According to consumer reviews, the noise levels of the tread are noticeable, though some found them noisier or more distracting than others. 

One review states, “The tires gripped nicely and they looked nice. But the road noise was [so] loud that I had to play my music at [a] higher volume so I wouldn’t hear the road.” 

Another reviewer notes, “These tires just stick to the road. They are also smooth riding, quiet and comfortable. I saw some other reviews where people complained about noise, rough ride, etc., but I have not noticed any such problems.”

Durability

Various independent consumer reviews mention the longevity of the tires isn’t very long. Some noted needing to replace them before even driving 9,000 miles. However, reviews from other drivers varied drastically. 

One consumer’s review states, “Superb traction for all dry and wet roads in terrible asphalt in Greece. I have done over 28000 km (17398 miles) in the last 4 years…and for the first 2.5 years, the performance of these tires was as good as the day I bought them.” 

Others had drastically unique experiences, stating, “6213. That’s how many miles I received on these tires before it wore them to the wear bars… Absolutely pathetic.” Others yet say they “would’ve been happy if I could get 20k miles, but 9k is just way too fast.”

Price

Because many reviewers noted their tires didn’t last very long, they found the price of the tires to be quite expensive for the value they received. It’s important to note that size is a notable factor in the price of a set of tires, so some consumers may have had to pay more depending on the make and model of their car. 

The Goodyear Eagle F1 Asymmetric 1 model starts around an average of $200 per tire, which is slightly more expensive than the Continental ExtremeContact DW model. 

According to a compilation of consumer reviews, the best tire in the Summer Max category is the Michelin Pilot Sport 4, which is more expensive than the Eagle F1 Asymmetric 1 but is also more highly rated by consumers. 

Recommendations and Conclusions

Based on the driving tests and the independent consumer reviews, we conclude that the Goodyear Eagle F1 Asymmetric 1 is a solid and well-rounded choice for anyone looking for a Summer tire with great traction and cornering capabilities in wet and dry conditions. 

References

Goodyear Eagle F1 Asymmetric 1 Overview from TireRack

2007 Test of New Max Performance Tires from TireRack

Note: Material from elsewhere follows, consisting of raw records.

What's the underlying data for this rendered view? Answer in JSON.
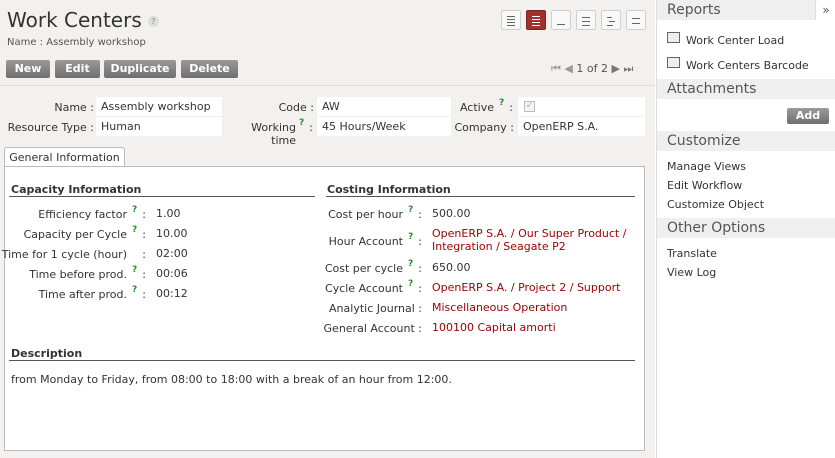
{
  "header": {
    "title": "Work Centers",
    "help": "?",
    "subtitle": "Name : Assembly workshop"
  },
  "toolbar": {
    "new_label": "New",
    "edit_label": "Edit",
    "duplicate_label": "Duplicate",
    "delete_label": "Delete",
    "pager": "1 of 2"
  },
  "view_switcher": [
    "list-view-icon",
    "form-view-icon",
    "graph-view-icon",
    "calendar-view-icon",
    "gantt-view-icon",
    "grid-view-icon"
  ],
  "record": {
    "name_label": "Name :",
    "name_value": "Assembly workshop",
    "code_label": "Code :",
    "code_value": "AW",
    "active_label": "Active",
    "active_colon": ":",
    "active_checked": true,
    "resource_type_label": "Resource Type :",
    "resource_type_value": "Human",
    "working_time_label": "Working time",
    "working_time_colon": ":",
    "working_time_value": "45 Hours/Week",
    "company_label": "Company :",
    "company_value": "OpenERP S.A.",
    "help_q": "?"
  },
  "tabs": [
    {
      "label": "General Information"
    }
  ],
  "capacity": {
    "heading": "Capacity Information",
    "rows": [
      {
        "label": "Efficiency factor",
        "value": "1.00"
      },
      {
        "label": "Capacity per Cycle",
        "value": "10.00"
      },
      {
        "label": "Time for 1 cycle (hour)",
        "value": "02:00"
      },
      {
        "label": "Time before prod.",
        "value": "00:06"
      },
      {
        "label": "Time after prod.",
        "value": "00:12"
      }
    ]
  },
  "costing": {
    "heading": "Costing Information",
    "cost_per_hour_label": "Cost per hour",
    "cost_per_hour_value": "500.00",
    "hour_account_label": "Hour Account",
    "hour_account_line1": "OpenERP S.A. / Our Super Product /",
    "hour_account_line2": "Integration / Seagate P2",
    "cost_per_cycle_label": "Cost per cycle",
    "cost_per_cycle_value": "650.00",
    "cycle_account_label": "Cycle Account",
    "cycle_account_value": "OpenERP S.A. / Project 2 / Support",
    "analytic_journal_label": "Analytic Journal :",
    "analytic_journal_value": "Miscellaneous Operation",
    "general_account_label": "General Account :",
    "general_account_value": "100100 Capital amorti",
    "colon": ":"
  },
  "description": {
    "heading": "Description",
    "text": "from Monday to Friday, from 08:00 to 18:00 with a break of an hour from 12:00."
  },
  "sidebar": {
    "collapse": "»",
    "reports_heading": "Reports",
    "reports": [
      "Work Center Load",
      "Work Centers Barcode"
    ],
    "attachments_heading": "Attachments",
    "add_label": "Add",
    "customize_heading": "Customize",
    "customize_items": [
      "Manage Views",
      "Edit Workflow",
      "Customize Object"
    ],
    "other_heading": "Other Options",
    "other_items": [
      "Translate",
      "View Log"
    ]
  },
  "colors": {
    "accent": "#a2312b",
    "link": "#9a0000",
    "help_green": "#2a8a2a"
  }
}
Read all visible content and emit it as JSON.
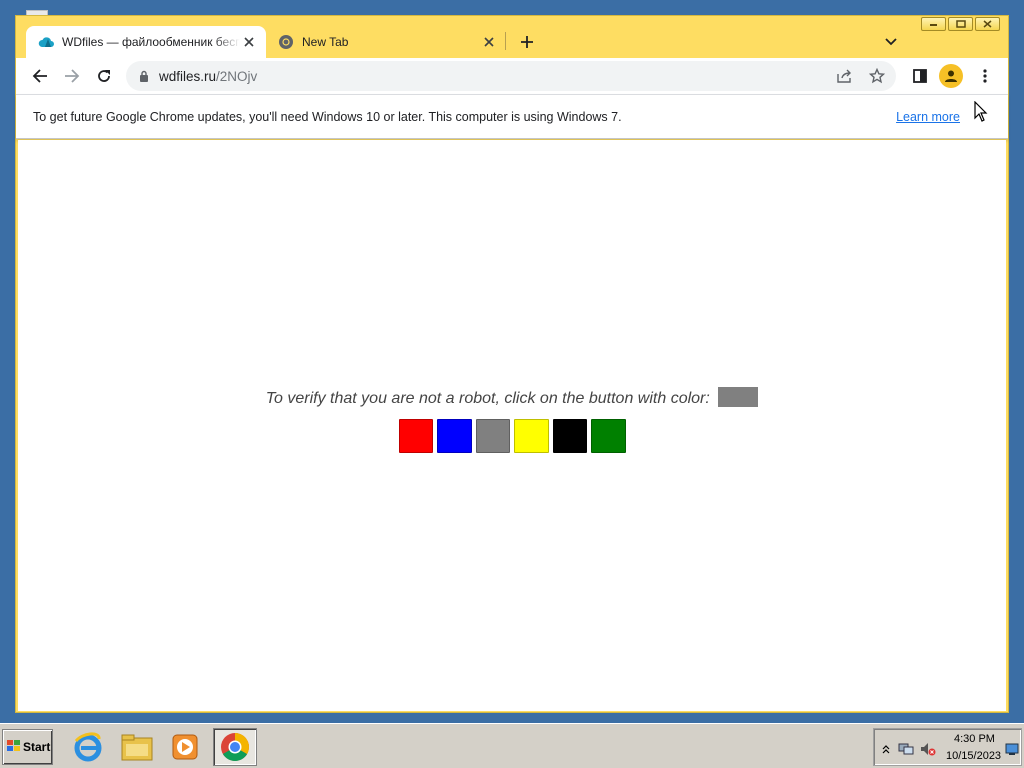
{
  "browser": {
    "tabs": [
      {
        "title": "WDfiles — файлообменник бесплатно",
        "icon": "cloud-icon",
        "active": true
      },
      {
        "title": "New Tab",
        "icon": "chrome-icon",
        "active": false
      }
    ],
    "url": {
      "domain": "wdfiles.ru",
      "path": "/2NOjv"
    },
    "infobar": {
      "message": "To get future Google Chrome updates, you'll need Windows 10 or later. This computer is using Windows 7.",
      "link": "Learn more"
    }
  },
  "page": {
    "prompt": "To verify that you are not a robot, click on the button with color:",
    "target_color": "#808080",
    "color_buttons": [
      {
        "name": "red",
        "color": "#ff0000"
      },
      {
        "name": "blue",
        "color": "#0000ff"
      },
      {
        "name": "gray",
        "color": "#808080"
      },
      {
        "name": "yellow",
        "color": "#ffff00"
      },
      {
        "name": "black",
        "color": "#000000"
      },
      {
        "name": "green",
        "color": "#008000"
      }
    ]
  },
  "taskbar": {
    "start_label": "Start",
    "apps": [
      "internet-explorer-icon",
      "file-explorer-icon",
      "media-player-icon",
      "chrome-icon"
    ],
    "clock": {
      "time": "4:30 PM",
      "date": "10/15/2023"
    }
  },
  "colors": {
    "window_frame": "#fedd62",
    "desktop": "#3b6ea5",
    "link": "#1a73e8"
  }
}
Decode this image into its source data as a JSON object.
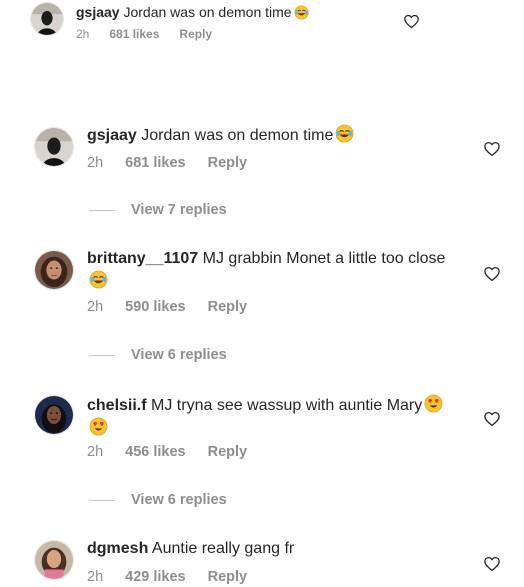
{
  "top_preview": {
    "username": "gsjaay",
    "text": "Jordan was on demon time",
    "emoji": "laughing-tears",
    "time": "2h",
    "likes": "681 likes",
    "reply": "Reply"
  },
  "comments": [
    {
      "username": "gsjaay",
      "text": "Jordan was on demon time",
      "emoji": "laughing-tears",
      "time": "2h",
      "likes": "681 likes",
      "reply": "Reply",
      "view_replies": "View 7 replies"
    },
    {
      "username": "brittany__1107",
      "text": "MJ grabbin Monet a little too close",
      "emoji": "laughing-tears",
      "time": "2h",
      "likes": "590 likes",
      "reply": "Reply",
      "view_replies": "View 6 replies"
    },
    {
      "username": "chelsii.f",
      "text": "MJ tryna see wassup with auntie Mary",
      "emoji": "heart-eyes heart-eyes",
      "time": "2h",
      "likes": "456 likes",
      "reply": "Reply",
      "view_replies": "View 6 replies"
    },
    {
      "username": "dgmesh",
      "text": "Auntie really gang fr",
      "time": "2h",
      "likes": "429 likes",
      "reply": "Reply"
    }
  ],
  "icons": {
    "like": "heart-outline-icon"
  },
  "colors": {
    "text": "#262626",
    "secondary": "#8e8e8e",
    "divider": "#c7c7c7",
    "background": "#ffffff"
  }
}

2009 Test of Max Performance Summer Tires from TireRack

2010 Test of Max Performance Summer Tires from TireRack

Consumer Reviews of the Goodyear Eagle F1 Asymmetric 1

Tire Rating Charts from TireRack